■ **ASSIGNMENT**:
No record may be left out; print them all verbatim.

■ **RECORDS SHOWN**:
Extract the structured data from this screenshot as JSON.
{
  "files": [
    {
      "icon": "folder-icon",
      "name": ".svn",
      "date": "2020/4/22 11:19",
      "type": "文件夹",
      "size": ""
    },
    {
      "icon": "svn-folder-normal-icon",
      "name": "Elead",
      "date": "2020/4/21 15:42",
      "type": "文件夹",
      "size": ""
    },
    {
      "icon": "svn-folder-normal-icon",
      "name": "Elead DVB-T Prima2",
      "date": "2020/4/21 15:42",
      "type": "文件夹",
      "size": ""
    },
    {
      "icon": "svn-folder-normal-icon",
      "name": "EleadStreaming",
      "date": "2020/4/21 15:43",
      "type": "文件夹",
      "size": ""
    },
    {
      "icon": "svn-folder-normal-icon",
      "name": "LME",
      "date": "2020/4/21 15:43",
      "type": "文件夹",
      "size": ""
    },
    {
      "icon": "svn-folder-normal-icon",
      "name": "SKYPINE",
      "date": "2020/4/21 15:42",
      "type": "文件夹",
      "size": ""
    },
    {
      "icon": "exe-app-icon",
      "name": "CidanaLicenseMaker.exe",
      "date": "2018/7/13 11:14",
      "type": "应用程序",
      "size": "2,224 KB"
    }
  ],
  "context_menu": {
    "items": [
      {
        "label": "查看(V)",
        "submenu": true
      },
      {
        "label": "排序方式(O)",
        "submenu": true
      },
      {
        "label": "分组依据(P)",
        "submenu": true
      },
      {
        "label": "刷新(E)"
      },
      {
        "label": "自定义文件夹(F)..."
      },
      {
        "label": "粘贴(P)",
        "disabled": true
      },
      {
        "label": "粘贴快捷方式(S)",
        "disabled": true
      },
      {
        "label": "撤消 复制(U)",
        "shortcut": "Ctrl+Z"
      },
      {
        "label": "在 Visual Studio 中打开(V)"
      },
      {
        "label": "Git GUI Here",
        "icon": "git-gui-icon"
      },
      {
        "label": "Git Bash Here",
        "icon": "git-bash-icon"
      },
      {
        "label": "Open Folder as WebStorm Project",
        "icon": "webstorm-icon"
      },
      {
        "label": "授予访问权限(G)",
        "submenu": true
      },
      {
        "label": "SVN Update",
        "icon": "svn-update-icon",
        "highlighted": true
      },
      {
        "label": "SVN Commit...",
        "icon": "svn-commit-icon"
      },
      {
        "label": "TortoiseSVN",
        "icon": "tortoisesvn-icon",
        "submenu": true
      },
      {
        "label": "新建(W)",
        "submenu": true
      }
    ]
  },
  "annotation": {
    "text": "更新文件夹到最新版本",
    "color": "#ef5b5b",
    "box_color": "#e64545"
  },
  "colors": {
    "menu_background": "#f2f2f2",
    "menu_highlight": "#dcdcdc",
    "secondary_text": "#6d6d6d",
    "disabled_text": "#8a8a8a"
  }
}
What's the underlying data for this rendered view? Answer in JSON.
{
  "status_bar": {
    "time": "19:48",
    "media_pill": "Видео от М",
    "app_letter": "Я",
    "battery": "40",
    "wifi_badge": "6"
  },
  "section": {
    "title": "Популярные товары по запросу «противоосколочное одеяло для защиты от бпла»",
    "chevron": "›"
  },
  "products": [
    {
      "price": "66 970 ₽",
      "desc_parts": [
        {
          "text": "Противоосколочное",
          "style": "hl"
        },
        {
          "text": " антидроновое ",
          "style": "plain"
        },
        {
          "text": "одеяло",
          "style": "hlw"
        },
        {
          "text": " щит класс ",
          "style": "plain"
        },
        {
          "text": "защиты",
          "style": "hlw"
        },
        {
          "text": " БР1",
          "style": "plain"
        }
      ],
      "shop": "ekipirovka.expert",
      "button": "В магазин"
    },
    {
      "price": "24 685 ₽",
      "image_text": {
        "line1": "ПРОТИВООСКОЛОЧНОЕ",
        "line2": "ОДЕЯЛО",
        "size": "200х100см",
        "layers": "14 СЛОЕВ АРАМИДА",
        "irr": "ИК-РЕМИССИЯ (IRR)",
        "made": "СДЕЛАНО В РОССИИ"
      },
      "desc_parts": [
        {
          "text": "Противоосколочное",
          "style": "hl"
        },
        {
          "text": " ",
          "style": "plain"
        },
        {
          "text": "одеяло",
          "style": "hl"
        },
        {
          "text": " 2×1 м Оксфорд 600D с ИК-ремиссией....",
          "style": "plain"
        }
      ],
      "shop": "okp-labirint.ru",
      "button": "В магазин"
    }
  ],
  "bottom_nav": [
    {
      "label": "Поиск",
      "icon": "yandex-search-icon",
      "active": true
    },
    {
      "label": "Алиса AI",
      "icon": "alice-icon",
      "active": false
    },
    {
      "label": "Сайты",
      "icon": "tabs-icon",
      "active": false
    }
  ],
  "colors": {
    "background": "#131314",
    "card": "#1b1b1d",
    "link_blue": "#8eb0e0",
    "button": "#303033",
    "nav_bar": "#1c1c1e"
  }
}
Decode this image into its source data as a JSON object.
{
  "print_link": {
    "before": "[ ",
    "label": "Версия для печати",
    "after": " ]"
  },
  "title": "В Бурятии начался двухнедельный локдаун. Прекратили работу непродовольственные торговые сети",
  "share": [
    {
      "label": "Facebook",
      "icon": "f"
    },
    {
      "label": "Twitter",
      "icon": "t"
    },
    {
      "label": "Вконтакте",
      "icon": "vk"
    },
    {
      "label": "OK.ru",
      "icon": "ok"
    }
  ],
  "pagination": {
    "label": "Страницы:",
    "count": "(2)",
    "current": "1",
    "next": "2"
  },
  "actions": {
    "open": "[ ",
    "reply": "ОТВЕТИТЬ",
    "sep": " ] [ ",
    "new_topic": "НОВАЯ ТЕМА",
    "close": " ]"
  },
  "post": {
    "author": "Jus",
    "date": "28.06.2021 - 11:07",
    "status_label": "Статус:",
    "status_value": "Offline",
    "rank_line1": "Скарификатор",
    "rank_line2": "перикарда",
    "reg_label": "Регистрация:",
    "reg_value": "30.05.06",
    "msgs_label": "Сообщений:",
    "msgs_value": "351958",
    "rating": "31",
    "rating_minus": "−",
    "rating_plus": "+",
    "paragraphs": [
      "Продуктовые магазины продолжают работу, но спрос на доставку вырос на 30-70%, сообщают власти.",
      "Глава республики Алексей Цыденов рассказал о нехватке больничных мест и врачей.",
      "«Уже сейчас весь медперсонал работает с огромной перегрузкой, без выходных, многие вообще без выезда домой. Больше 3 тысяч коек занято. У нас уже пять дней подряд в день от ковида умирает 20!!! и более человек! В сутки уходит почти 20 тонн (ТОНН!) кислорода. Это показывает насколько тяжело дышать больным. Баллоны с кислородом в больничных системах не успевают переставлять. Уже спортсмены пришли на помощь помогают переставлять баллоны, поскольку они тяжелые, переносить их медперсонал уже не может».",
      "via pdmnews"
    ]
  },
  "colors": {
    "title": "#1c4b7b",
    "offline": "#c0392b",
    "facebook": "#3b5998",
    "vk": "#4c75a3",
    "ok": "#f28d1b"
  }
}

■ **SOLUTION BELOW**:
Extract the structured data from this screenshot as JSON.
{
  "files": [
    {
      "icon": "folder-icon",
      "name": ".svn",
      "date": "2020/4/22 11:19",
      "type": "文件夹",
      "size": ""
    },
    {
      "icon": "svn-folder-normal-icon",
      "name": "Elead",
      "date": "2020/4/21 15:42",
      "type": "文件夹",
      "size": ""
    },
    {
      "icon": "svn-folder-normal-icon",
      "name": "Elead DVB-T Prima2",
      "date": "2020/4/21 15:42",
      "type": "文件夹",
      "size": ""
    },
    {
      "icon": "svn-folder-normal-icon",
      "name": "EleadStreaming",
      "date": "2020/4/21 15:43",
      "type": "文件夹",
      "size": ""
    },
    {
      "icon": "svn-folder-normal-icon",
      "name": "LME",
      "date": "2020/4/21 15:43",
      "type": "文件夹",
      "size": ""
    },
    {
      "icon": "svn-folder-normal-icon",
      "name": "SKYPINE",
      "date": "2020/4/21 15:42",
      "type": "文件夹",
      "size": ""
    },
    {
      "icon": "exe-app-icon",
      "name": "CidanaLicenseMaker.exe",
      "date": "2018/7/13 11:14",
      "type": "应用程序",
      "size": "2,224 KB"
    }
  ],
  "context_menu": {
    "items": [
      {
        "label": "查看(V)",
        "submenu": true
      },
      {
        "label": "排序方式(O)",
        "submenu": true
      },
      {
        "label": "分组依据(P)",
        "submenu": true
      },
      {
        "label": "刷新(E)"
      },
      {
        "label": "自定义文件夹(F)..."
      },
      {
        "label": "粘贴(P)",
        "disabled": true
      },
      {
        "label": "粘贴快捷方式(S)",
        "disabled": true
      },
      {
        "label": "撤消 复制(U)",
        "shortcut": "Ctrl+Z"
      },
      {
        "label": "在 Visual Studio 中打开(V)"
      },
      {
        "label": "Git GUI Here",
        "icon": "git-gui-icon"
      },
      {
        "label": "Git Bash Here",
        "icon": "git-bash-icon"
      },
      {
        "label": "Open Folder as WebStorm Project",
        "icon": "webstorm-icon"
      },
      {
        "label": "授予访问权限(G)",
        "submenu": true
      },
      {
        "label": "SVN Update",
        "icon": "svn-update-icon",
        "highlighted": true
      },
      {
        "label": "SVN Commit...",
        "icon": "svn-commit-icon"
      },
      {
        "label": "TortoiseSVN",
        "icon": "tortoisesvn-icon",
        "submenu": true
      },
      {
        "label": "新建(W)",
        "submenu": true
      }
    ]
  },
  "annotation": {
    "text": "更新文件夹到最新版本",
    "color": "#ef5b5b",
    "box_color": "#e64545"
  },
  "colors": {
    "menu_background": "#f2f2f2",
    "menu_highlight": "#dcdcdc",
    "secondary_text": "#6d6d6d",
    "disabled_text": "#8a8a8a"
  }
}
What's the underlying data for this rendered view? Answer in JSON.
{
  "status_bar": {
    "time": "19:48",
    "media_pill": "Видео от М",
    "app_letter": "Я",
    "battery": "40",
    "wifi_badge": "6"
  },
  "section": {
    "title": "Популярные товары по запросу «противоосколочное одеяло для защиты от бпла»",
    "chevron": "›"
  },
  "products": [
    {
      "price": "66 970 ₽",
      "desc_parts": [
        {
          "text": "Противоосколочное",
          "style": "hl"
        },
        {
          "text": " антидроновое ",
          "style": "plain"
        },
        {
          "text": "одеяло",
          "style": "hlw"
        },
        {
          "text": " щит класс ",
          "style": "plain"
        },
        {
          "text": "защиты",
          "style": "hlw"
        },
        {
          "text": " БР1",
          "style": "plain"
        }
      ],
      "shop": "ekipirovka.expert",
      "button": "В магазин"
    },
    {
      "price": "24 685 ₽",
      "image_text": {
        "line1": "ПРОТИВООСКОЛОЧНОЕ",
        "line2": "ОДЕЯЛО",
        "size": "200х100см",
        "layers": "14 СЛОЕВ АРАМИДА",
        "irr": "ИК-РЕМИССИЯ (IRR)",
        "made": "СДЕЛАНО В РОССИИ"
      },
      "desc_parts": [
        {
          "text": "Противоосколочное",
          "style": "hl"
        },
        {
          "text": " ",
          "style": "plain"
        },
        {
          "text": "одеяло",
          "style": "hl"
        },
        {
          "text": " 2×1 м Оксфорд 600D с ИК-ремиссией....",
          "style": "plain"
        }
      ],
      "shop": "okp-labirint.ru",
      "button": "В магазин"
    }
  ],
  "bottom_nav": [
    {
      "label": "Поиск",
      "icon": "yandex-search-icon",
      "active": true
    },
    {
      "label": "Алиса AI",
      "icon": "alice-icon",
      "active": false
    },
    {
      "label": "Сайты",
      "icon": "tabs-icon",
      "active": false
    }
  ],
  "colors": {
    "background": "#131314",
    "card": "#1b1b1d",
    "link_blue": "#8eb0e0",
    "button": "#303033",
    "nav_bar": "#1c1c1e"
  }
}
Decode this image into its source data as a JSON object.
{
  "print_link": {
    "before": "[ ",
    "label": "Версия для печати",
    "after": " ]"
  },
  "title": "В Бурятии начался двухнедельный локдаун. Прекратили работу непродовольственные торговые сети",
  "share": [
    {
      "label": "Facebook",
      "icon": "f"
    },
    {
      "label": "Twitter",
      "icon": "t"
    },
    {
      "label": "Вконтакте",
      "icon": "vk"
    },
    {
      "label": "OK.ru",
      "icon": "ok"
    }
  ],
  "pagination": {
    "label": "Страницы:",
    "count": "(2)",
    "current": "1",
    "next": "2"
  },
  "actions": {
    "open": "[ ",
    "reply": "ОТВЕТИТЬ",
    "sep": " ] [ ",
    "new_topic": "НОВАЯ ТЕМА",
    "close": " ]"
  },
  "post": {
    "author": "Jus",
    "date": "28.06.2021 - 11:07",
    "status_label": "Статус:",
    "status_value": "Offline",
    "rank_line1": "Скарификатор",
    "rank_line2": "перикарда",
    "reg_label": "Регистрация:",
    "reg_value": "30.05.06",
    "msgs_label": "Сообщений:",
    "msgs_value": "351958",
    "rating": "31",
    "rating_minus": "−",
    "rating_plus": "+",
    "paragraphs": [
      "Продуктовые магазины продолжают работу, но спрос на доставку вырос на 30-70%, сообщают власти.",
      "Глава республики Алексей Цыденов рассказал о нехватке больничных мест и врачей.",
      "«Уже сейчас весь медперсонал работает с огромной перегрузкой, без выходных, многие вообще без выезда домой. Больше 3 тысяч коек занято. У нас уже пять дней подряд в день от ковида умирает 20!!! и более человек! В сутки уходит почти 20 тонн (ТОНН!) кислорода. Это показывает насколько тяжело дышать больным. Баллоны с кислородом в больничных системах не успевают переставлять. Уже спортсмены пришли на помощь помогают переставлять баллоны, поскольку они тяжелые, переносить их медперсонал уже не может».",
      "via pdmnews"
    ]
  },
  "colors": {
    "title": "#1c4b7b",
    "offline": "#c0392b",
    "facebook": "#3b5998",
    "vk": "#4c75a3",
    "ok": "#f28d1b"
  }
}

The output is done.